I’ve got a few ideas about where to start, although this is just a personal wish list that needs to be part of a wider conversation.
We have a list-based political system. Why not let an MP take an unpaid leave of absence for a year, to be temporarily replaced by the next person on the list? This would allow a more manageable early parenting experience, while also providing invaluable training for up-and-coming politicians. The same provision could also be used by MPs needing to care for sick relatives or recover from illness.
Could electorate MPs run on a joint ticket and job-share? I ran a joint campaign in Lower Hutt with another candidate. We stood for adjacent seats, although she actually lived in the same electorate as me. She has four children; I had a new baby and a sick partner. We are both highly capable, articulate women with a lot to offer but also a lot of care responsibilities. The Green Party only elects list MPs, but theoretically, if a job-share was available, I’m confident we would have been fantastic.

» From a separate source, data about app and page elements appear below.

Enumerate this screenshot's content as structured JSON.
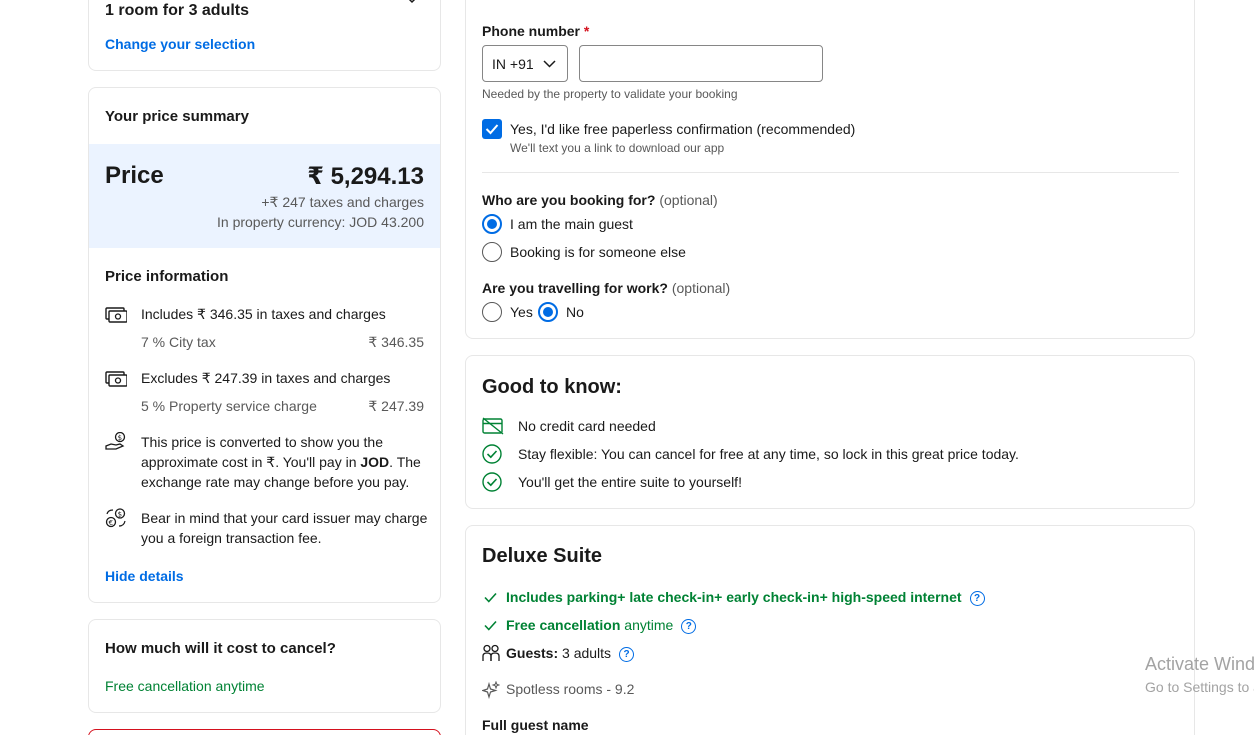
{
  "room_selection": {
    "title": "1 room for 3 adults",
    "change_link": "Change your selection"
  },
  "price_summary": {
    "heading": "Your price summary",
    "price_label": "Price",
    "price_value": "₹ 5,294.13",
    "taxes_line": "+₹ 247 taxes and charges",
    "property_currency": "In property currency: JOD 43.200"
  },
  "price_information": {
    "heading": "Price information",
    "includes_text": "Includes ₹ 346.35 in taxes and charges",
    "city_tax_label": "7 % City tax",
    "city_tax_value": "₹ 346.35",
    "excludes_text": "Excludes ₹ 247.39 in taxes and charges",
    "service_charge_label": "5 % Property service charge",
    "service_charge_value": "₹ 247.39",
    "converted_prefix": "This price is converted to show you the approximate cost in ₹. You'll pay in ",
    "converted_currency": "JOD",
    "converted_suffix": ". The exchange rate may change before you pay.",
    "card_fee_text": "Bear in mind that your card issuer may charge you a foreign transaction fee.",
    "hide_details": "Hide details"
  },
  "cancel_cost": {
    "heading": "How much will it cost to cancel?",
    "text": "Free cancellation anytime"
  },
  "form": {
    "phone_label": "Phone number",
    "required_mark": "*",
    "country_code": "IN +91",
    "phone_value": "",
    "phone_hint": "Needed by the property to validate your booking",
    "paperless_label": "Yes, I'd like free paperless confirmation (recommended)",
    "paperless_checked": true,
    "paperless_hint": "We'll text you a link to download our app",
    "booking_for_question": "Who are you booking for?",
    "booking_for_optional": "(optional)",
    "booking_for_options": [
      "I am the main guest",
      "Booking is for someone else"
    ],
    "booking_for_selected": "I am the main guest",
    "work_question": "Are you travelling for work?",
    "work_optional": "(optional)",
    "work_options": [
      "Yes",
      "No"
    ],
    "work_selected": "No"
  },
  "good_to_know": {
    "heading": "Good to know:",
    "items": [
      "No credit card needed",
      "Stay flexible: You can cancel for free at any time, so lock in this great price today.",
      "You'll get the entire suite to yourself!"
    ]
  },
  "suite": {
    "title": "Deluxe Suite",
    "includes": "Includes parking+ late check-in+ early check-in+ high-speed internet",
    "free_cancel": "Free cancellation",
    "free_cancel_suffix": "anytime",
    "guests_label": "Guests:",
    "guests_value": "3 adults",
    "spotless": "Spotless rooms - 9.2",
    "full_guest_name": "Full guest name"
  },
  "watermark": {
    "line1": "Activate Windows",
    "line2": "Go to Settings to activate Windows."
  },
  "colors": {
    "accent": "#006ce4",
    "green": "#008234",
    "price_band": "#ebf3ff",
    "required": "#d4111e"
  }
}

Can we review the days and hours that Parliament sits to make them more family-friendly? Late nights are difficult for Wellington-based MPs with small children, and so are spending thirty-plus weeks away from home for parents from other electorates. What if Parliament sat for fewer weeks in the year, five days a week, finishing at 5 p.m.? The same number of constituency days could be preserved, parents could spend more weeks at home, and those whose children are with them in Wellington could spend the evenings with their family.
What about the draft code of conduct for MPs that’s been floating around for years but going nowhere because the major parties refuse to sign it? Is it really too much to stipulate that it’s not okay to shout people down when they are speaking, make rape jokes in committee meetings, or comment on a woman’s body hair in the lunch line? (All of these are real examples, by the way.)

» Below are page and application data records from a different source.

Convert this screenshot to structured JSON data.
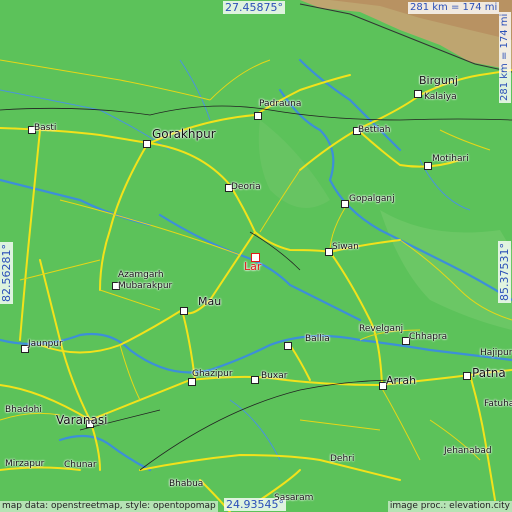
{
  "colors": {
    "land": "#5cc25a",
    "hills": "#c9a272",
    "river": "#3d8fd8",
    "road": "#f2e21b",
    "highlight": "#e01818",
    "coord_text": "#2a4fb8"
  },
  "coords": {
    "top": "27.45875°",
    "bottom": "24.93545°",
    "left": "82.56281°",
    "right": "85.37531°"
  },
  "scale": {
    "top": "281 km = 174 mi",
    "right": "281 km = 174 mi"
  },
  "cities": [
    {
      "name": "Birgunj",
      "icon": "town-marker-icon"
    },
    {
      "name": "Kalaiya",
      "icon": "town-marker-icon"
    },
    {
      "name": "Padrauna",
      "icon": "town-marker-icon"
    },
    {
      "name": "Basti",
      "icon": "town-marker-icon"
    },
    {
      "name": "Gorakhpur",
      "icon": "town-marker-icon"
    },
    {
      "name": "Bettiah",
      "icon": "town-marker-icon"
    },
    {
      "name": "Motihari",
      "icon": "town-marker-icon"
    },
    {
      "name": "Deoria",
      "icon": "town-marker-icon"
    },
    {
      "name": "Gopalganj",
      "icon": "town-marker-icon"
    },
    {
      "name": "Siwan",
      "icon": "town-marker-icon"
    },
    {
      "name": "Azamgarh",
      "icon": "town-marker-icon"
    },
    {
      "name": "Mubarakpur",
      "icon": "town-marker-icon"
    },
    {
      "name": "Mau",
      "icon": "town-marker-icon"
    },
    {
      "name": "Jaunpur",
      "icon": "town-marker-icon"
    },
    {
      "name": "Revelganj",
      "icon": "town-marker-icon"
    },
    {
      "name": "Chhapra",
      "icon": "town-marker-icon"
    },
    {
      "name": "Ballia",
      "icon": "town-marker-icon"
    },
    {
      "name": "Hajipur",
      "icon": "town-marker-icon"
    },
    {
      "name": "Ghazipur",
      "icon": "town-marker-icon"
    },
    {
      "name": "Buxar",
      "icon": "town-marker-icon"
    },
    {
      "name": "Arrah",
      "icon": "town-marker-icon"
    },
    {
      "name": "Patna",
      "icon": "town-marker-icon"
    },
    {
      "name": "Bhadohi",
      "icon": "town-marker-icon"
    },
    {
      "name": "Varanasi",
      "icon": "town-marker-icon"
    },
    {
      "name": "Fatuha",
      "icon": "town-marker-icon"
    },
    {
      "name": "Mirzapur",
      "icon": "town-marker-icon"
    },
    {
      "name": "Chunar",
      "icon": "town-marker-icon"
    },
    {
      "name": "Dehri",
      "icon": "town-marker-icon"
    },
    {
      "name": "Jehanabad",
      "icon": "town-marker-icon"
    },
    {
      "name": "Bhabua",
      "icon": "town-marker-icon"
    },
    {
      "name": "Sasaram",
      "icon": "town-marker-icon"
    }
  ],
  "highlight_city": {
    "name": "Lar",
    "icon": "location-marker-icon"
  },
  "credits": {
    "left": "map data: openstreetmap, style: opentopomap",
    "right": "image proc.: elevation.city"
  }
}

BACK TO PUBLIC LIFE
As for me, and my voice, I’m pleased to say I found it again. I spent a year reading only words written by women.
I took an online writing course and met a group of fierce women on the other side of the world who I could safely share all of myself with, precisely because they knew nothing about me or my thwarted political career. I practised on them, and slowly, tentatively, I started sharing pieces like this one.
These days, I have no desire to resurrect my political career, at least not in the foreseeable future. But now that I have found my voice again, I have every intention of using it.
Copyright © 2016 Holly Walker Extract from The Interregnum: Rethinking New Zealand, 2016, Bridget Williams Books, Wellington, Chapter 8, pp.112–125
04/30/2016 – 06:00